A former Project Runway cast member, Chris March, and the show’s host, Heidi Klum, are both getting their own reality shows.

Heidi will host a new series on Lifetime, the new home of the fashion competition, that’s basically Kids Say the Darndest Things. Its working title is Seriously Funny Kids, and it “will feature Klum interacting with children and bringing out the hilarious and often insightful things they say,” according to the network, which will debut 20 half-hour episodes next year. I hope Heidi gets to auf them if they’re not funny enough.

Meanwhile, Bravo is giving season four contestant Chris March his own docudrama. It’s in development on The Chris March Project, which is a working title and also very dull. The show “will follow Chris and his eccentric crew of fashion misfits as they create a one-of-a-kind design for his loyal clientele, which includes everyone from Madonna to Meryl Streep,” according to Bravo, which says drama comes as “Chris pushes the boundaries of fashion and challenges his clients’ comfort zones.”

The Sing-Off loses its star

Ben Folds

NBC's super-fun December a capella singing competition The Sing-Off is returning, but without its star judge, Ben Folds, and only as a two-hour special.

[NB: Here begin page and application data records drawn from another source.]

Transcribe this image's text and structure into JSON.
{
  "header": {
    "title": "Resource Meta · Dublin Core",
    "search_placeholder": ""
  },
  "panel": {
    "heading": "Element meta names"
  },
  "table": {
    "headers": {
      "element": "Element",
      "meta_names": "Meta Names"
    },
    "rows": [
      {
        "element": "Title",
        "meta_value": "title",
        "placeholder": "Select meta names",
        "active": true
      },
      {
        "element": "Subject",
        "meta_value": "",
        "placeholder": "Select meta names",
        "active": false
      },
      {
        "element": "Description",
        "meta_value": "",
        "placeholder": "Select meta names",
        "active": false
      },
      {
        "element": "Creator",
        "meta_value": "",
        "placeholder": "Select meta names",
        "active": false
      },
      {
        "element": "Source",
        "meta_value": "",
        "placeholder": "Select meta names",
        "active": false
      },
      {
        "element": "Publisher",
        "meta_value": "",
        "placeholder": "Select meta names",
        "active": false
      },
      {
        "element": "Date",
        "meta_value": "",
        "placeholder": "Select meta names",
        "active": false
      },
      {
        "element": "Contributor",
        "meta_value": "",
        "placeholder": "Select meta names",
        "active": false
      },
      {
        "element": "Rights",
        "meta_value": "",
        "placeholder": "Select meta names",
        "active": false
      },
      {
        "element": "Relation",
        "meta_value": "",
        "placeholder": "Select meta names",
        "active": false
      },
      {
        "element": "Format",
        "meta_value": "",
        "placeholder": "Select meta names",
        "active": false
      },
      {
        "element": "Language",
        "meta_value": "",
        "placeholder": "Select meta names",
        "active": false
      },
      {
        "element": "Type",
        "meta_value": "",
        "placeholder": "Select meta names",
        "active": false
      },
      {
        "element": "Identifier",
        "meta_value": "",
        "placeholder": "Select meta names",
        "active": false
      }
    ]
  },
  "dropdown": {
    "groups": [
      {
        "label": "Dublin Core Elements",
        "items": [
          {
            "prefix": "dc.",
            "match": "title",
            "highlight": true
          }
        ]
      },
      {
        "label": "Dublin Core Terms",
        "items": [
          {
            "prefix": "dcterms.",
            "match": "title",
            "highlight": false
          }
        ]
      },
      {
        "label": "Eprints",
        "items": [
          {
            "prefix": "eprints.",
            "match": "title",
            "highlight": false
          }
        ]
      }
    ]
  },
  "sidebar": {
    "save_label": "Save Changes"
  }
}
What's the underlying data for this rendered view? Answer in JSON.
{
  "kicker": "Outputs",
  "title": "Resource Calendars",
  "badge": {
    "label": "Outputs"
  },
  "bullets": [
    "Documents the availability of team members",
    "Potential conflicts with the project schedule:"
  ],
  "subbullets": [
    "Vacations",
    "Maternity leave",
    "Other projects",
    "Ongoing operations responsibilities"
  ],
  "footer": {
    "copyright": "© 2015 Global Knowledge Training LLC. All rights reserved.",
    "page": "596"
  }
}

Those are really depressing changes for a series that proved itself to be a super-fun show when it returned last December.


A film director talks about becoming a reality TV character

Anna Martemucci

What is it like to have your life turned into reality TV? Director Anna Martemucci, one of the two directors featured on Starz' exceptional reality series, talks about that, the competition, and her collaboration with her husband and brother-in-law.

Plus: How the show's producers tried to keep the $250,000 competition fair.

about the writer

Andy Dehnart is a journalist who has covered reality television for more than 15 years and created reality blurred in 2000. A member of the Television Critics Association, his writing and criticism about television, culture, and media has appeared on NPR and in Playboy, Buzzfeed, and many other publications. Andy, 36, also directs the journalism program at Stetson University in Florida, where he teaches creative nonfiction and journalism. He has an M.F.A. in nonfiction writing and literature from Bennington College. More about reality blurred and Andy.